== THE INPUT

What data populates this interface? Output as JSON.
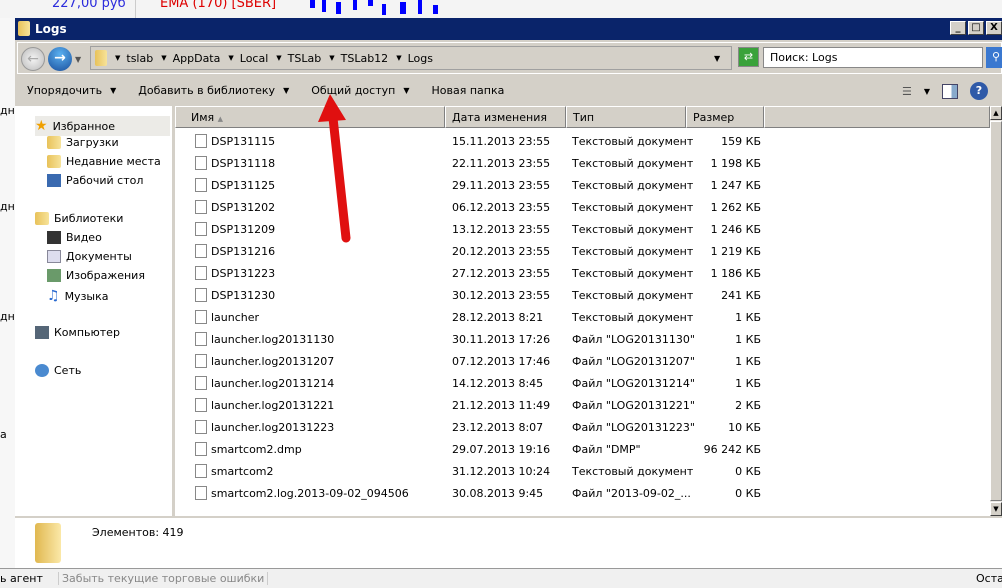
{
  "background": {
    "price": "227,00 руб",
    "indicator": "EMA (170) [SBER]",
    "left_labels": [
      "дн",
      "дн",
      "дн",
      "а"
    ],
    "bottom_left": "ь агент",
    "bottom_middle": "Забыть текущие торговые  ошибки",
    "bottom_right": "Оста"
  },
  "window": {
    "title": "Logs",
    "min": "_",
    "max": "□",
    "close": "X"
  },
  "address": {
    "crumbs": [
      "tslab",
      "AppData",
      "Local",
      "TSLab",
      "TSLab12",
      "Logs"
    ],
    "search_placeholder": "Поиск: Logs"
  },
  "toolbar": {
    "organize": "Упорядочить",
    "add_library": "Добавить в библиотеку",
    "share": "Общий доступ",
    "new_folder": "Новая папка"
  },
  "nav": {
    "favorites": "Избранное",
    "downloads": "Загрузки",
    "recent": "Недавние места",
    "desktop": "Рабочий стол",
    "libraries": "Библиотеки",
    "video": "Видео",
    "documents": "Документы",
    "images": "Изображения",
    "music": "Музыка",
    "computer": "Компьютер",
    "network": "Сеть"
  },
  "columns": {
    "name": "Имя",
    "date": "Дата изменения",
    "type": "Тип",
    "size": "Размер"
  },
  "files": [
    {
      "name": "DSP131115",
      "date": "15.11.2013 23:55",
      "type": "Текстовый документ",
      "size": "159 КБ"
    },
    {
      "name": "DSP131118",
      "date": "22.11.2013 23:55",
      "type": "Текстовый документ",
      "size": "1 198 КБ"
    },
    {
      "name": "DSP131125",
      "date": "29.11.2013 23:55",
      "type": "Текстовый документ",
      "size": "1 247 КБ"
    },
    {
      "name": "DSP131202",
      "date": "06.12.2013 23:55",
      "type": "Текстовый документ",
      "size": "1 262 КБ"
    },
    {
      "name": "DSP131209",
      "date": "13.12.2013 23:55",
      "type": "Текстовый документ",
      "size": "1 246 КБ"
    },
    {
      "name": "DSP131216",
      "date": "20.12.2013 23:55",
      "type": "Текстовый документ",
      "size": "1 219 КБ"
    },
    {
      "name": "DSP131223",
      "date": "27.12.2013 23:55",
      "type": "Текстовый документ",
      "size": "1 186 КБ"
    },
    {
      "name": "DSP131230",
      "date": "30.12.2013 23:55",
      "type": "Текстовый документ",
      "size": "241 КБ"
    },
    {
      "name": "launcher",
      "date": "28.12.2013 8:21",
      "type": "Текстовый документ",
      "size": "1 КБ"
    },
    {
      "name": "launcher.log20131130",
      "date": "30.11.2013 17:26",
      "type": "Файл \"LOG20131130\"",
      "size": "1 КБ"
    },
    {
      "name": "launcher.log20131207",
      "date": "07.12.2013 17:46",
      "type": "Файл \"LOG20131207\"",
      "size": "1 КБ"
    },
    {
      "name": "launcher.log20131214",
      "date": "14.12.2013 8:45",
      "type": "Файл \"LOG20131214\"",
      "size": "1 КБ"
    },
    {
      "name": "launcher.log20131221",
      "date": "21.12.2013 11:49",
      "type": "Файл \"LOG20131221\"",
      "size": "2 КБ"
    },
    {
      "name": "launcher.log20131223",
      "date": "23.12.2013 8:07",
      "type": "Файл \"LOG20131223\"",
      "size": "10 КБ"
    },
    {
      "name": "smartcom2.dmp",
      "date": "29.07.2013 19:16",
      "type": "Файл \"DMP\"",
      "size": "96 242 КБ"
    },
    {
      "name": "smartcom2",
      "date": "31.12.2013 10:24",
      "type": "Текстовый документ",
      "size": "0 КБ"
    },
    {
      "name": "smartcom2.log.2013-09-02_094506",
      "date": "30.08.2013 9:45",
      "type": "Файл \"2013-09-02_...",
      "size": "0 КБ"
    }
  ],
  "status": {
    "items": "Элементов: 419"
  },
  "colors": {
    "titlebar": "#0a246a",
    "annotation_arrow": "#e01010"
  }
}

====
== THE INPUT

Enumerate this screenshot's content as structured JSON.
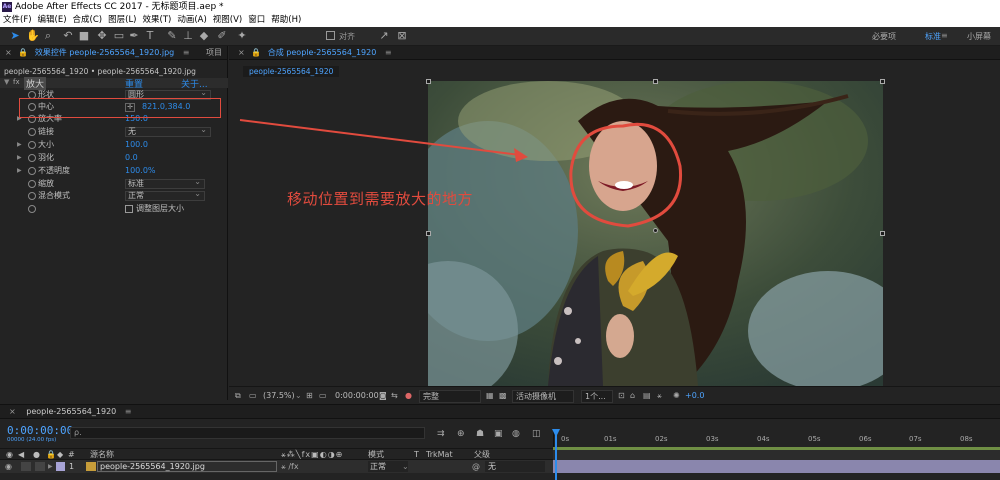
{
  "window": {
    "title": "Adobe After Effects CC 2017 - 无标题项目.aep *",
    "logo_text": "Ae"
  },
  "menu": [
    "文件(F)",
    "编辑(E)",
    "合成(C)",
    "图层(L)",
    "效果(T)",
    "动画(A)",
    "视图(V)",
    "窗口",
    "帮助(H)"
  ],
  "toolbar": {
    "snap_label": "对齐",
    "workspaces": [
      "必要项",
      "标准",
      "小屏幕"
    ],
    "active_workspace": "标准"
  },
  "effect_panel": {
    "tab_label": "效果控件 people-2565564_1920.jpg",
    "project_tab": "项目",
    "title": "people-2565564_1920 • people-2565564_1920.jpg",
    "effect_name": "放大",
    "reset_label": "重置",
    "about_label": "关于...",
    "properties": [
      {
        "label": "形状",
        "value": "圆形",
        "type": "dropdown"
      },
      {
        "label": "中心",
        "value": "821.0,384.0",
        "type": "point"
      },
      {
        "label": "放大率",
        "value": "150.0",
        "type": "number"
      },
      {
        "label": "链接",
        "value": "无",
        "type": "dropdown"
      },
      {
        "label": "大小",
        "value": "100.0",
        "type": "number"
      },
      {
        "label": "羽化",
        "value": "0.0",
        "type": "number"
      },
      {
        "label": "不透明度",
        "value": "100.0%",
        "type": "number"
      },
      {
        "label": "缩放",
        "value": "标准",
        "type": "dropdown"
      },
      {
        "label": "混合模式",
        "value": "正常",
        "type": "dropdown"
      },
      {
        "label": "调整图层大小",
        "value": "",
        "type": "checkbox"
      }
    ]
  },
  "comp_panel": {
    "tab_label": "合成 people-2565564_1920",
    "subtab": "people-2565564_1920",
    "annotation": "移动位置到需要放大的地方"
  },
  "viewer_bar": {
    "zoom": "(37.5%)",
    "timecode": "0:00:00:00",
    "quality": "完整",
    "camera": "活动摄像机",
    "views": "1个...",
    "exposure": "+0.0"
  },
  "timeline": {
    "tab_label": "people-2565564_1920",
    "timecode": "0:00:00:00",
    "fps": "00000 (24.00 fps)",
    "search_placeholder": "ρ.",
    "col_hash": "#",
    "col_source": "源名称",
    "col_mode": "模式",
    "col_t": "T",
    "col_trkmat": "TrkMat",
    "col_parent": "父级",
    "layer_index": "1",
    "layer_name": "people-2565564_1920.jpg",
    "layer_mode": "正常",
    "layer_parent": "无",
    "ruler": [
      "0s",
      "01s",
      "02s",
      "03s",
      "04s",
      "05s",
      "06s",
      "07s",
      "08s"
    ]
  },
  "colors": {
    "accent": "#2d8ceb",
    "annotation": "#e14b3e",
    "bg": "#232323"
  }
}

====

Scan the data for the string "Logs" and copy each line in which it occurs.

    "title": "Logs",
      "Logs"
    "search_placeholder": "Поиск: Logs"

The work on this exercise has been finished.